They must cross the water.

It is known, Doreah could almost hear the echo of Irri in her mind.

Jorah had convinced the khaleesi to sail for Slaver's Bay to raise an army rather than heading straight to Westeros.

Doreah was relieved. She was bound now, she could not leave Daenerys Targaryen a second time and live, but she could be grateful for whatever revelation had caused Daenerys to realise that she could not conquer seven kingdoms with three barely grown dragons and her will.

"My Dothraki fear any water their horses cannot drink."

"Then it is almost a shame we did not cross six months ago when we had no horses," said Doreah, and was pleased to see the khaleesi smile.


Most of the Dothraki chose to stay below decks with their horses. Doreah shared a cabin, and a bed, with the khaleesi.

She woke one night to the blankets rustling and Daenerys trying to muffle her sobs in the pillows.

"Shh," said Doreah, pressing her lips to the khaleesi's cheek and tasting her tears.

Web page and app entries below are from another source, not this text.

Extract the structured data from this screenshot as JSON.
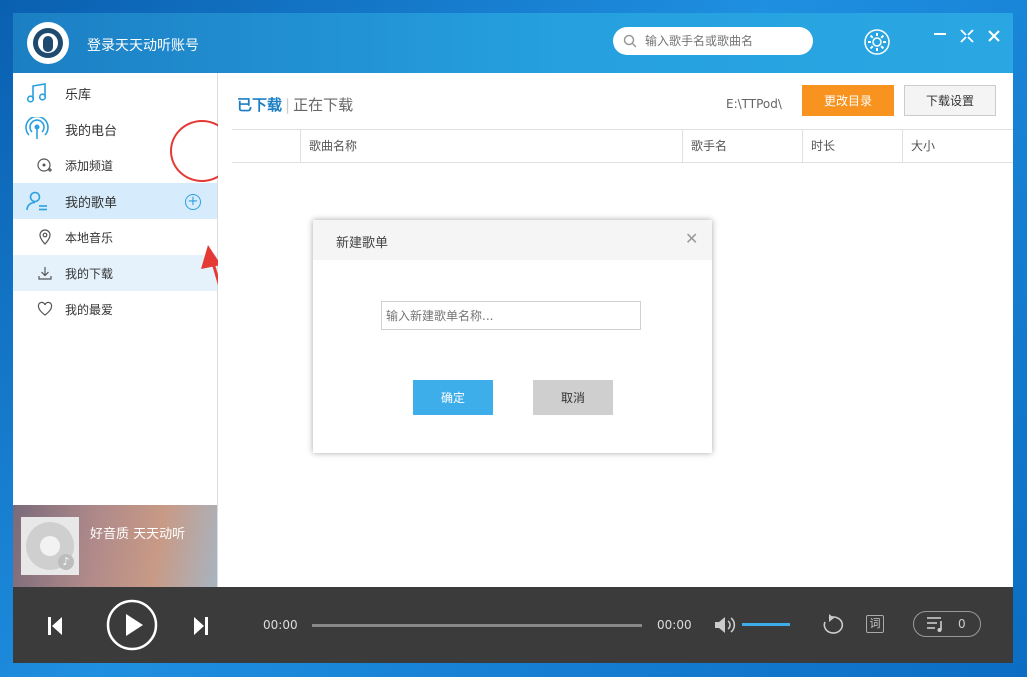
{
  "titlebar": {
    "login_text": "登录天天动听账号",
    "search_placeholder": "输入歌手名或歌曲名"
  },
  "sidebar": {
    "items": [
      {
        "label": "乐库",
        "icon": "music-note-icon"
      },
      {
        "label": "我的电台",
        "icon": "radio-icon"
      },
      {
        "label": "添加频道",
        "icon": "add-channel-icon"
      },
      {
        "label": "我的歌单",
        "icon": "user-playlist-icon"
      },
      {
        "label": "本地音乐",
        "icon": "location-pin-icon"
      },
      {
        "label": "我的下载",
        "icon": "download-icon"
      },
      {
        "label": "我的最爱",
        "icon": "heart-icon"
      }
    ],
    "promo_text": "好音质 天天动听"
  },
  "main": {
    "tab_downloaded": "已下载",
    "tab_downloading": "正在下载",
    "path": "E:\\TTPod\\",
    "change_dir_label": "更改目录",
    "download_settings_label": "下载设置",
    "columns": [
      "歌曲名称",
      "歌手名",
      "时长",
      "大小"
    ]
  },
  "dialog": {
    "title": "新建歌单",
    "input_placeholder": "输入新建歌单名称...",
    "ok_label": "确定",
    "cancel_label": "取消"
  },
  "player": {
    "current_time": "00:00",
    "total_time": "00:00",
    "lyric_label": "词",
    "queue_count": "0",
    "progress": 0,
    "volume": 1.0
  },
  "colors": {
    "accent": "#2aa0e0",
    "orange": "#f7931e",
    "annotation_red": "#e53935"
  }
}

She caught Daenerys' wrist and slipped her own hand between the khaleesi's thighs. Her fingers fumbled inexpertly, unexpectedly; she'd trained for this in the pleasure house, she'd once been able to keep a woman on edge for hours, but it wasn't long before Daenerys' hips jerked and she gasped against Doreah's neck.

"He's been gone a year--"

"Shh," said Doreah against the khaleesi's mouth. "Shh."


From the deck of their hired ship Doreah watched the dragons dive-bomb each other out of the sky, gasping when Rhaegal came off worse against the black dragon and only just managed to catch himself before he hit the water.

Daenerys watched too with a smile on her face that made her look more like a girl than a queen or a conqueror.

Doreah would have kissed her, if she could.

"My father was murdered by a member of his own kingsguard," said Daenerys, glancing sideways at Doreah. "My brother Rhaegar died on the battlefield fighting those who should have been loyal to him. Viserys sold me to Khal Drogo, and if my Sun-and-Stars had been a different sort of man..."

"Khaleesi, I--"

"I want to trust you, Doreah. I want to allow myself to care for you, but I cannot be betrayed again."

"I understand," was all that Doreah could find to say.


She might need an army, but Daenerys misliked slavers.

She clung to Doreah fiercely in the night. "You are not my slave. I keep no slaves. You are free to leave my side at any time."

"Now you tell me," said Doreah, she was only half-teasing.

Now, she couldn't leave Daenerys Targaryen if she'd wanted to.


"Your Grace," said Doreah.

It was Jorah who had started addressing Daenerys in the manner of Westerosi royalty. Doreah liked it less that khaleesi, it didn't roll off her tongue in the same way, she couldn't breathe it across Daenerys' skin.

"You don't need to, when we're alone, like this-- When we were very small my brother called me Dany."

"Daenerys... Dany..." Doreah whispered


There were no rapes in Daenerys' khalasar. Dothraki tradition said that the khal's will was law, and Daenerys wished for no rapes.

But what struck Doreah as they rode from Slaver's Bay, the khaleesi's new army marching before them, was that none of the men so much as approached her any longer.

"They know that you belong to the khaleesi," Kovarro told her.


The kindest word the Dothraki had for what Doreah was to the khaleesi was plaything, or more crudely fucktoy.


Doreah overheard Daenerys talking with her bloodriders, trying to teach Kovarro and Aggo the correct Westerosi word.